“We are the memories we don’t remember, which live in us, which we feel, which make us sing and dance and pray the way we do, feelings from memories that flare and bloom unexpectedly in our lives like blood through a blanket from a wound made by a bullet fired by a man shooting us in the back for our hair, for our heads, for a bounty, or just to get rid of us.” — There There
All of the stories Orange tells illustrate pain, recovery, and discovery of a voice too often falsely portrayed and even forgotten in our country: that of the original American. How often, rather than recognizing their importance in our country, do we appropriate them in pop culture or at the very least turn a blind eye when we see it? How often do we assume being Native means living a certain way and having only one set of customs? How often do we consider someone with Native American blood as “other.”
Orange, an enrolled member of the Cheyenne and Arapaho tribes of Oklahoma, declares our faults with powerful essays in the prologue and interlude, which remind us that his fictional story is all too real. On page 9, he writes, in reference to his history:
“We were not Urban Indians then. This was part of the Indian Relocation Act, which was part of the Indian Termination Policy, which was and is exactly what it sounds like. Make them look and act like us. Become us. And so disappear.”
Our wrongs aren’t buried so far in history when our past is walking with us every day.
“Being Indian has never been about returning to the land. The land is everywhere or nowhere.” — an excerpt from There There‘s prologue
Orange gives us harsh realities, pain, and mistakes, and he packs them all with a punch. He’s a poet who excels in prose and can write one great line after the next. He moves these words along with pacing that fits perfectly with his story line. For two-thirds of the novel, Orange introduces his characters and all of the ups and downs they’ve experienced. He doesn’t rush this foundation and gives the characters the proper time to develop.
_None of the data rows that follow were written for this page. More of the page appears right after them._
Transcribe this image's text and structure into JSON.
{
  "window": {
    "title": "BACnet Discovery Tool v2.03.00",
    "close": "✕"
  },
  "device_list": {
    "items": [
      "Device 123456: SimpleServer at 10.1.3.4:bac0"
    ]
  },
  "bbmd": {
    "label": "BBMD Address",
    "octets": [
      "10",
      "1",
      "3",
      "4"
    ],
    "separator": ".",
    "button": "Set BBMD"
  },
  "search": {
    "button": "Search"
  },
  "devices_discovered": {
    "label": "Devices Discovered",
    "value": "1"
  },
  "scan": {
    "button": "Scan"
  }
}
However, when we get to part three — the powwow and the climax — he clears all explication and makes way only for plot. Finally, all of the characters are together in the Oakland Colosseum when chaos breaks out. Orange shortens his sentences and chapters and does away with flowery writing. His words symbolize the tumult the characters are encountering. You can feel the characters running scared and frantic. This powerful device gives you a front-row seat to pandemonium and pain.
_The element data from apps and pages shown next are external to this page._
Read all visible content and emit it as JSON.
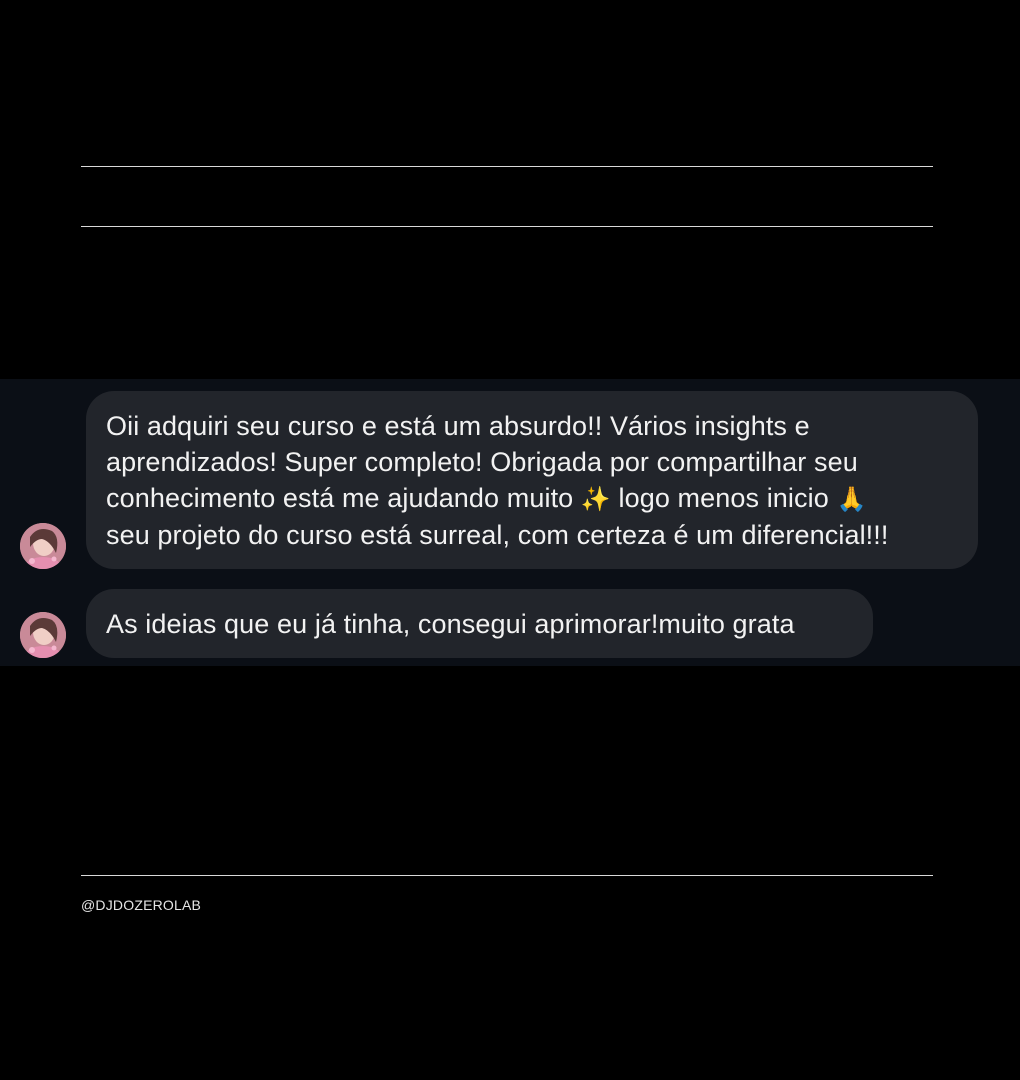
{
  "messages": [
    {
      "lines": [
        "Oii adquiri seu curso e está um absurdo!! Vários insights e",
        "aprendizados! Super completo! Obrigada por compartilhar seu",
        "conhecimento está me ajudando muito",
        "logo menos inicio",
        "seu projeto do curso está surreal, com certeza é um diferencial!!!"
      ],
      "emoji_sparkles": "✨",
      "emoji_pray": "🙏"
    },
    {
      "text": "As ideias que eu já tinha, consegui aprimorar!muito grata"
    }
  ],
  "footer": {
    "handle": "@DJDOZEROLAB"
  },
  "colors": {
    "background": "#000000",
    "chat_panel": "#0b0f16",
    "bubble": "#22252b",
    "text": "#f2f2f2"
  },
  "icons": {
    "avatar": "user-avatar-photo",
    "sparkles": "sparkles-emoji",
    "pray": "folded-hands-emoji"
  }
}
“Some of us got this feeling stuck inside, all the time, like we’ve done something wrong. Like we ourselves are something wrong.” — There There
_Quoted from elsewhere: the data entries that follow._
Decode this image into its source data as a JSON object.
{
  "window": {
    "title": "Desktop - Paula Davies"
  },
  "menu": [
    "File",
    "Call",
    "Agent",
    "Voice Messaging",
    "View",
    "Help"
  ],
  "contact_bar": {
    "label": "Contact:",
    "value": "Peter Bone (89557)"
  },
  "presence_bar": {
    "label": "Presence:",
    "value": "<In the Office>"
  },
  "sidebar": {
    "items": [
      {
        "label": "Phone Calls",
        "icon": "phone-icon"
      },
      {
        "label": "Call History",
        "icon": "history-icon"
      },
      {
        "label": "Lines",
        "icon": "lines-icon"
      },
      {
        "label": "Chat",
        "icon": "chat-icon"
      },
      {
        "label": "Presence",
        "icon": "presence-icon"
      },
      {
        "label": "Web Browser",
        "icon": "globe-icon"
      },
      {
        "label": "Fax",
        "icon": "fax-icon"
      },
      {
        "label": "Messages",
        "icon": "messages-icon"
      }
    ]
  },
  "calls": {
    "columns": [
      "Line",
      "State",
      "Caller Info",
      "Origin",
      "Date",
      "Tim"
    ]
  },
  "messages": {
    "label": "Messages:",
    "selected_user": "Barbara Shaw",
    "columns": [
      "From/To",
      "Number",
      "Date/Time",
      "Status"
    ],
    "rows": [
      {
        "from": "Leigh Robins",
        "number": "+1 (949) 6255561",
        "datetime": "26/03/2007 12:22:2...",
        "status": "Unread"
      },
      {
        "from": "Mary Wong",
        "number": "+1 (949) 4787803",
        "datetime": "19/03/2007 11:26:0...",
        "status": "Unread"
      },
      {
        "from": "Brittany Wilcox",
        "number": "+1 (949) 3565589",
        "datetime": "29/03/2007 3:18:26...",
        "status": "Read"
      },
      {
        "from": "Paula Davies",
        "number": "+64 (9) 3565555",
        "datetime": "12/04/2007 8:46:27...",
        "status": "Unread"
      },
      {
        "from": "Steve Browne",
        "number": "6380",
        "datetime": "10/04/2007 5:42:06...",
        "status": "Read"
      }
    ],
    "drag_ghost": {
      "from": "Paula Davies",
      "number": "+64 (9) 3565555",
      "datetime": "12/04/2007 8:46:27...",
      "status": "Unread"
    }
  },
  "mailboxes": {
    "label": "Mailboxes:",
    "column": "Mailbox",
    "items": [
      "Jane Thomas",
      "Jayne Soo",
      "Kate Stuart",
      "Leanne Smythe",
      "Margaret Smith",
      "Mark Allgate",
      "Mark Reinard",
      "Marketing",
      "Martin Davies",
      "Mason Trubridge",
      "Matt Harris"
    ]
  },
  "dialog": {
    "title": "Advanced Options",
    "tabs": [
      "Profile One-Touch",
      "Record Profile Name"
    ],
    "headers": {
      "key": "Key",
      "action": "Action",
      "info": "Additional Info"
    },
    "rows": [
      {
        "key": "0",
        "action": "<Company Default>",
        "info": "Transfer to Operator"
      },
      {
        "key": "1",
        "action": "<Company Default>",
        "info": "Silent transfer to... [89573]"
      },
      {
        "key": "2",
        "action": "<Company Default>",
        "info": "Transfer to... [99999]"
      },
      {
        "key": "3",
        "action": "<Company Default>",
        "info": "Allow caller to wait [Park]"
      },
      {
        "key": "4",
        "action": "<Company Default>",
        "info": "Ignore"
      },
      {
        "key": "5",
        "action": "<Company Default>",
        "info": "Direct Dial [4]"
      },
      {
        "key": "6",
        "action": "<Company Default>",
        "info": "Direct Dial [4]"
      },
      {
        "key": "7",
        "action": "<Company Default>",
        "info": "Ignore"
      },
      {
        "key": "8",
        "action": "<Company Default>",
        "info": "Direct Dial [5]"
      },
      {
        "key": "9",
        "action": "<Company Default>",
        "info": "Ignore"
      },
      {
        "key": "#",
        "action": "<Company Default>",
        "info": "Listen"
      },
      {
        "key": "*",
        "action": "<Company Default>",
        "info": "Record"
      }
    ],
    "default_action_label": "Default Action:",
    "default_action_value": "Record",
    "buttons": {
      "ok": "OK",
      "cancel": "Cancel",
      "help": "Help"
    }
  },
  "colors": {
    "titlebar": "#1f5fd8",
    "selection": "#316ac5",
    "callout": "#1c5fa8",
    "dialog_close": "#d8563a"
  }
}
“It’s the close-up work that puts this novel across, however, the quotidian details of blasted lives,” he writes. “That Orange manages to link these details to a historical sense of outrage at how America has treated its native people, in a manner that approaches scarifying essay without dropping over the fence into lecture or sociology, adds to this novel’s smoke.”
Garner’s right. Orange has accomplished a great feat: He forces us to recognize a new perspective and to feel emotions felt by the real-life characters who inspire a novel. He doesn’t lecture. He doesn’t list facts. He gives us the truth on a much deeper level. This is fiction at its best and why the world has been urged to read this novel.
“It seemed both right and like the wrongest shit possible.” — There There